Ed Kilgore is fully justified in doing a dance on the grave of David Barton’s reputation. It turns out that Barton, famous as a “Christian historian” (where “Christian” means “fundamentalist”), is not much of a scholar: the title of his latest book, The Jefferson Lies, turns out to be self-referential, and “Christian” publisher Thomas Nelson has withdrawn the book. That leaves Mike Huckabee, Newt Gingrich, and Michelle Bachmann looking pretty silly, and I’m happy to join Kilgore in chortling about that.
But it’s worth noting that the publisher was reacting in part to the fact that other “Christian” historians denounced Barton’s work, rather than rallying around their teammate. It’s hard to overstate how much that matters. It means that they and I are – across a wide gulf of disagreement – still engaged in the same basic enterprise, along with the classicists and the microbiologists and the social psychologists: trying to make sense of the world and trying to tell the truth about what we have found. In a world where “Christian” politicians have mostly forsaken the liberating power of the truth and embraced in practice the post-modern notion that – since everything is contestable – there is no actual bedrock of fact and logic on which we can all stand together – it’s good to know that some “Christian” academics are still scholars first.

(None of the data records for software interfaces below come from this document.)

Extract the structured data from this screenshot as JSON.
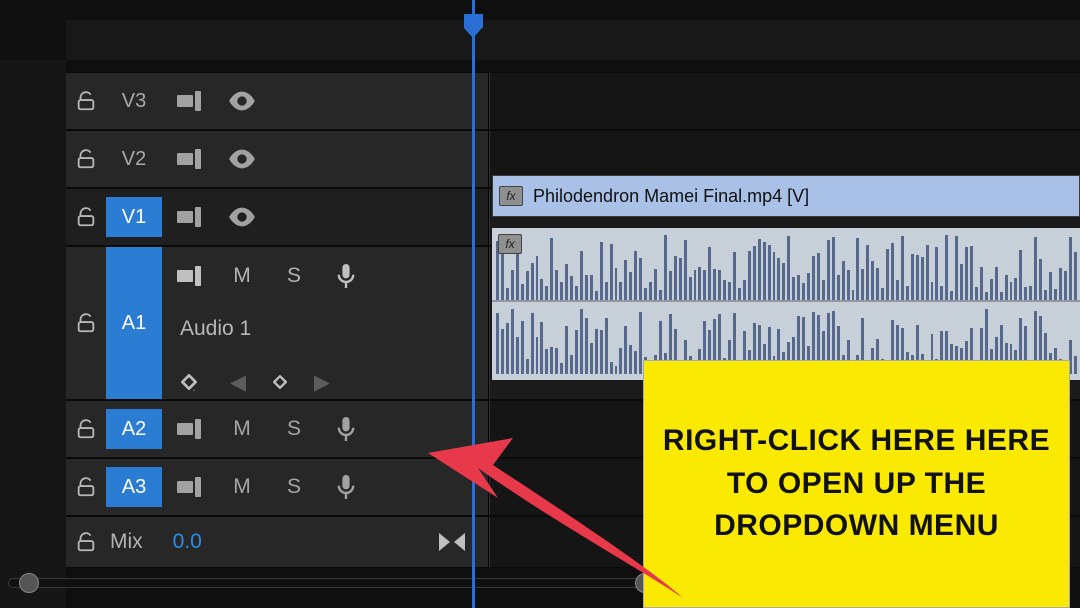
{
  "tracks": {
    "v3": {
      "label": "V3"
    },
    "v2": {
      "label": "V2"
    },
    "v1": {
      "label": "V1"
    },
    "a1": {
      "label": "A1",
      "name": "Audio 1"
    },
    "a2": {
      "label": "A2"
    },
    "a3": {
      "label": "A3"
    },
    "mix": {
      "label": "Mix",
      "value": "0.0"
    }
  },
  "buttons": {
    "mute": "M",
    "solo": "S"
  },
  "clip": {
    "video_name": "Philodendron Mamei Final.mp4 [V]",
    "fx": "fx"
  },
  "annotation": {
    "text": "RIGHT-CLICK HERE HERE TO OPEN UP THE DROPDOWN MENU"
  }
}
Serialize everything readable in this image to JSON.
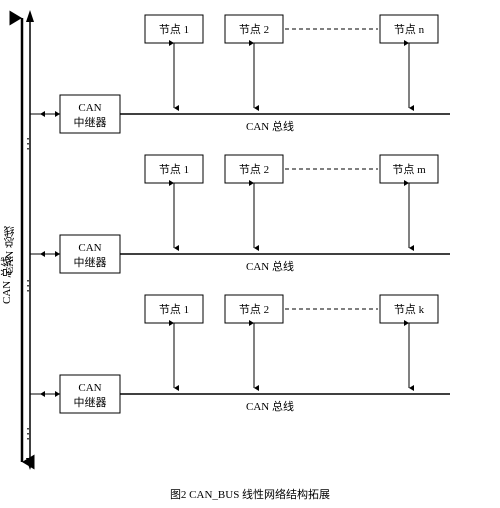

Footnote I put “Christian” in scare quotes not to challenge the sincerity or the orthodoxy of anyone’s beliefs, but to reject the market-segmentation strategy that would deny the term “Christian” to most of the Christian legacy. According the the current spurious categories, “Christian” books don’t include the works of Augustine or Erasmus or Tillich, and neither Byrd nor Bach wrote “Christian” music.